By Thursday evening, she had perked up a little bit, and when The Youngun went out to bend trees over for the kidlets, Star was more than ready to eat some leaves.....which I was excited about, until a couple hours later when she bloated!!

Yup, I went to check on her and she was laying in the barn, moaning like she was in labor again, and her tummy was as tight as a tick.  Now bloat is something that can kill a goat quickly as well, so I was afraid I was going to lose her from that.  I grabbed her around her front end and sat her up on her hindquarters to get her to "burp" and then massaged her rumen.  I went and did that several times throughout the evening, and her stomach began to loosen up.  I know there are several remedies for bloat, including drenching with a weak dish-soap solution, but I was so afraid to cause her any more distress that I finally went to bed hoping and praying for the best.

I really thought she might be gone when I went out Friday morning to do chores, but she was laying in there cuddled up with Bear, (who was feeling a little under the weather due to being a wether, he he, see what I did there), and she got up with a little bit of prodding from me.

By Saturday morning when I went out to milk Tulip, Star was waiting at the gate to her barn, looking at me with bright and shining eyes, ready to be let out!  She was wagging her tail as she browsed, and her poop is finally totally normal and in a nice quantity.  She is painfully thin to my eyes, and I'm thankful she was in such good flesh to begin with, or I can't imagine how thin she'd be.

I continued giving her probiotics daily, and she got the vitamin B shot every for about 5 days, when she felt good enough that I couldn't shoot her by myself, which I thought was an excellent sign.  She is also talking more again and just generally looks like her old self, except for the weight loss, however she still isn't interested in grain.  The only grain she will eat is sunflower seeds or dry beet pulp.  She wants nothing to do with anything else, including alfalfa pellets, although that seems to be changing as the days go on.

Eating sunflower seeds out of my shirt...
I've ordered some copper bolus and will give her that, as my research has shown me that copper oxide wire particles are helpful and effective in controlling barber pole worm.

This is the first time I've had to deal with a sick goat, other than the registered Kinder buck Luke  getting coccidiosis and being wormy at the same time, and I don't like it much!  It's pretty scary, and not fun, but such is all part of owning livestock.  They do get sick and sometimes they die and it's all just part of the circle of life.  I'm thankful that I have the opportunities to spend a lot of time with my girls and that way I can tell when something isn't right with them.  Star never got bottle jaw, never got overly pale membranes (a little pale, but not drastic) never really had any symptoms other than being "off" and having a bit of a rough hair coat which could have been from the time of year.  I just knew she didn't feel good and I'm glad shes feeling better!

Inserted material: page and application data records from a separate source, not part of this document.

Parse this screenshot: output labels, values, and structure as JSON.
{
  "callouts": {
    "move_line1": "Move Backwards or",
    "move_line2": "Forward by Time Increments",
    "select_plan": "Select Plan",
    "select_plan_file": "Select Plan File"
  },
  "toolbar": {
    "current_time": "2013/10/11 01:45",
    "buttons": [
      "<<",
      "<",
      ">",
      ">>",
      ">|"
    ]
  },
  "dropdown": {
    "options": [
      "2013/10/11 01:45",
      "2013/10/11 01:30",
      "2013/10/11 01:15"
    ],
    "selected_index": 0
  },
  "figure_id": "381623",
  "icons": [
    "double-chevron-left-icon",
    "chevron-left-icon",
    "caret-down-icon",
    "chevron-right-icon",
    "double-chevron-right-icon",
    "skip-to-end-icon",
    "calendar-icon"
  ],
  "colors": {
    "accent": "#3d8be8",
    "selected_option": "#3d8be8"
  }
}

I'll continue to monitor her condition and hope that after Bear and Fancy are weaned she will begin to put weight back on.

I'm very thankful she seems to be on the road to recovery at this time!

Till next time...

God Bless,